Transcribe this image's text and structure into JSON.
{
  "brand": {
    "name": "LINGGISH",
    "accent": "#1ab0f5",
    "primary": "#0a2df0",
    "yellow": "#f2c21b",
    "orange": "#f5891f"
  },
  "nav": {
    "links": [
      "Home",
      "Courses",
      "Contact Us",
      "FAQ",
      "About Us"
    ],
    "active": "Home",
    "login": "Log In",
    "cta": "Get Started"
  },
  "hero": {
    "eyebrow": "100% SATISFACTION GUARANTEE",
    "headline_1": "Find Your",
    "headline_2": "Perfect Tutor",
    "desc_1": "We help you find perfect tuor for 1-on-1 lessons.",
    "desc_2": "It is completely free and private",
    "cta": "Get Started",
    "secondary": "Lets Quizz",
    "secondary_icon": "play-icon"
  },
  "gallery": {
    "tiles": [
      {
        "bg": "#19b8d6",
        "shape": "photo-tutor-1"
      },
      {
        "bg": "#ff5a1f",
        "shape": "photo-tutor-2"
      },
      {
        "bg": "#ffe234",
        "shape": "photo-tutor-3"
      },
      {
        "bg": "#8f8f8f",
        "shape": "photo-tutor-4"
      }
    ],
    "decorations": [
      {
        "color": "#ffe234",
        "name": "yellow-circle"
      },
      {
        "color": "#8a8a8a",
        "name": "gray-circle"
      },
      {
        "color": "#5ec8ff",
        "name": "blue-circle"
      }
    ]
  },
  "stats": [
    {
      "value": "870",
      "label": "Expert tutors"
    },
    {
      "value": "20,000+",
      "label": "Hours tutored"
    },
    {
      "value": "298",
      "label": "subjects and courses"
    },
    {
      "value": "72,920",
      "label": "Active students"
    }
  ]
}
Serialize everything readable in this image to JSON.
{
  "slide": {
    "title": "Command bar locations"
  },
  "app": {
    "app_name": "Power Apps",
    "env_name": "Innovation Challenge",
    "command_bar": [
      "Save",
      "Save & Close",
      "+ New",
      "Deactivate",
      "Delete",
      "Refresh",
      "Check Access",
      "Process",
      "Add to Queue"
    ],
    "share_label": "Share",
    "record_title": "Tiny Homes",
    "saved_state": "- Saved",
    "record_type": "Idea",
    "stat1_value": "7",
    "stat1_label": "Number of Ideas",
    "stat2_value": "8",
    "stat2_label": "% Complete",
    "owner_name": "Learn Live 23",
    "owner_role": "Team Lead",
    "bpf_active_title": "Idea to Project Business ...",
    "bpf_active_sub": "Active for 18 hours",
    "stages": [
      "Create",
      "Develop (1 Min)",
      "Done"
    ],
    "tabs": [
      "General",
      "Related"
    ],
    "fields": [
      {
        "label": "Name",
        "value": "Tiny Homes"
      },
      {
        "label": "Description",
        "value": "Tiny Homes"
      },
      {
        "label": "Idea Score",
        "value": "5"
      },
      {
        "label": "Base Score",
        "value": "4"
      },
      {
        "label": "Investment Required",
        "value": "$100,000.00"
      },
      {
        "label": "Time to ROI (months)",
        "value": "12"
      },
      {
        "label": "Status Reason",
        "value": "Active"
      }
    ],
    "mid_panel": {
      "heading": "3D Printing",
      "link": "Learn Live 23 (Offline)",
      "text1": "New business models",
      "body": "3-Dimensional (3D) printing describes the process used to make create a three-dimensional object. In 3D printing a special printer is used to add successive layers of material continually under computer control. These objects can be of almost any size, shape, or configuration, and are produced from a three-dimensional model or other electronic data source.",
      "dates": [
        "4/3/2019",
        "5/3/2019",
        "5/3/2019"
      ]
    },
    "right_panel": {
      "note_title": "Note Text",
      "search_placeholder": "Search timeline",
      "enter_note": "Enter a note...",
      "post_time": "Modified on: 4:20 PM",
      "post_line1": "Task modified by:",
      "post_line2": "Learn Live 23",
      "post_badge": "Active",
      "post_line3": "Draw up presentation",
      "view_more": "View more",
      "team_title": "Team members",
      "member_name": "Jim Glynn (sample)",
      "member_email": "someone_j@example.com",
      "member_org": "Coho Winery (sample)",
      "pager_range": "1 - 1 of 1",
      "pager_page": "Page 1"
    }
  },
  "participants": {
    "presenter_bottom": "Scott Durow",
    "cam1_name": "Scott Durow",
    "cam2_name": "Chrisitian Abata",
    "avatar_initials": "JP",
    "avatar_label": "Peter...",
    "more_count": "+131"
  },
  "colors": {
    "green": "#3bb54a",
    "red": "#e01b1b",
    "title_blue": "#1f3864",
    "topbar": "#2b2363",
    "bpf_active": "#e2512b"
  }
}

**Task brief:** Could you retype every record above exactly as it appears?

**Result for this task:**
Transcribe this image's text and structure into JSON.
{
  "brand": {
    "name": "LINGGISH",
    "accent": "#1ab0f5",
    "primary": "#0a2df0",
    "yellow": "#f2c21b",
    "orange": "#f5891f"
  },
  "nav": {
    "links": [
      "Home",
      "Courses",
      "Contact Us",
      "FAQ",
      "About Us"
    ],
    "active": "Home",
    "login": "Log In",
    "cta": "Get Started"
  },
  "hero": {
    "eyebrow": "100% SATISFACTION GUARANTEE",
    "headline_1": "Find Your",
    "headline_2": "Perfect Tutor",
    "desc_1": "We help you find perfect tuor for 1-on-1 lessons.",
    "desc_2": "It is completely free and private",
    "cta": "Get Started",
    "secondary": "Lets Quizz",
    "secondary_icon": "play-icon"
  },
  "gallery": {
    "tiles": [
      {
        "bg": "#19b8d6",
        "shape": "photo-tutor-1"
      },
      {
        "bg": "#ff5a1f",
        "shape": "photo-tutor-2"
      },
      {
        "bg": "#ffe234",
        "shape": "photo-tutor-3"
      },
      {
        "bg": "#8f8f8f",
        "shape": "photo-tutor-4"
      }
    ],
    "decorations": [
      {
        "color": "#ffe234",
        "name": "yellow-circle"
      },
      {
        "color": "#8a8a8a",
        "name": "gray-circle"
      },
      {
        "color": "#5ec8ff",
        "name": "blue-circle"
      }
    ]
  },
  "stats": [
    {
      "value": "870",
      "label": "Expert tutors"
    },
    {
      "value": "20,000+",
      "label": "Hours tutored"
    },
    {
      "value": "298",
      "label": "subjects and courses"
    },
    {
      "value": "72,920",
      "label": "Active students"
    }
  ]
}
Serialize everything readable in this image to JSON.
{
  "slide": {
    "title": "Command bar locations"
  },
  "app": {
    "app_name": "Power Apps",
    "env_name": "Innovation Challenge",
    "command_bar": [
      "Save",
      "Save & Close",
      "+ New",
      "Deactivate",
      "Delete",
      "Refresh",
      "Check Access",
      "Process",
      "Add to Queue"
    ],
    "share_label": "Share",
    "record_title": "Tiny Homes",
    "saved_state": "- Saved",
    "record_type": "Idea",
    "stat1_value": "7",
    "stat1_label": "Number of Ideas",
    "stat2_value": "8",
    "stat2_label": "% Complete",
    "owner_name": "Learn Live 23",
    "owner_role": "Team Lead",
    "bpf_active_title": "Idea to Project Business ...",
    "bpf_active_sub": "Active for 18 hours",
    "stages": [
      "Create",
      "Develop (1 Min)",
      "Done"
    ],
    "tabs": [
      "General",
      "Related"
    ],
    "fields": [
      {
        "label": "Name",
        "value": "Tiny Homes"
      },
      {
        "label": "Description",
        "value": "Tiny Homes"
      },
      {
        "label": "Idea Score",
        "value": "5"
      },
      {
        "label": "Base Score",
        "value": "4"
      },
      {
        "label": "Investment Required",
        "value": "$100,000.00"
      },
      {
        "label": "Time to ROI (months)",
        "value": "12"
      },
      {
        "label": "Status Reason",
        "value": "Active"
      }
    ],
    "mid_panel": {
      "heading": "3D Printing",
      "link": "Learn Live 23 (Offline)",
      "text1": "New business models",
      "body": "3-Dimensional (3D) printing describes the process used to make create a three-dimensional object. In 3D printing a special printer is used to add successive layers of material continually under computer control. These objects can be of almost any size, shape, or configuration, and are produced from a three-dimensional model or other electronic data source.",
      "dates": [
        "4/3/2019",
        "5/3/2019",
        "5/3/2019"
      ]
    },
    "right_panel": {
      "note_title": "Note Text",
      "search_placeholder": "Search timeline",
      "enter_note": "Enter a note...",
      "post_time": "Modified on: 4:20 PM",
      "post_line1": "Task modified by:",
      "post_line2": "Learn Live 23",
      "post_badge": "Active",
      "post_line3": "Draw up presentation",
      "view_more": "View more",
      "team_title": "Team members",
      "member_name": "Jim Glynn (sample)",
      "member_email": "someone_j@example.com",
      "member_org": "Coho Winery (sample)",
      "pager_range": "1 - 1 of 1",
      "pager_page": "Page 1"
    }
  },
  "participants": {
    "presenter_bottom": "Scott Durow",
    "cam1_name": "Scott Durow",
    "cam2_name": "Chrisitian Abata",
    "avatar_initials": "JP",
    "avatar_label": "Peter...",
    "more_count": "+131"
  },
  "colors": {
    "green": "#3bb54a",
    "red": "#e01b1b",
    "title_blue": "#1f3864",
    "topbar": "#2b2363",
    "bpf_active": "#e2512b"
  }
}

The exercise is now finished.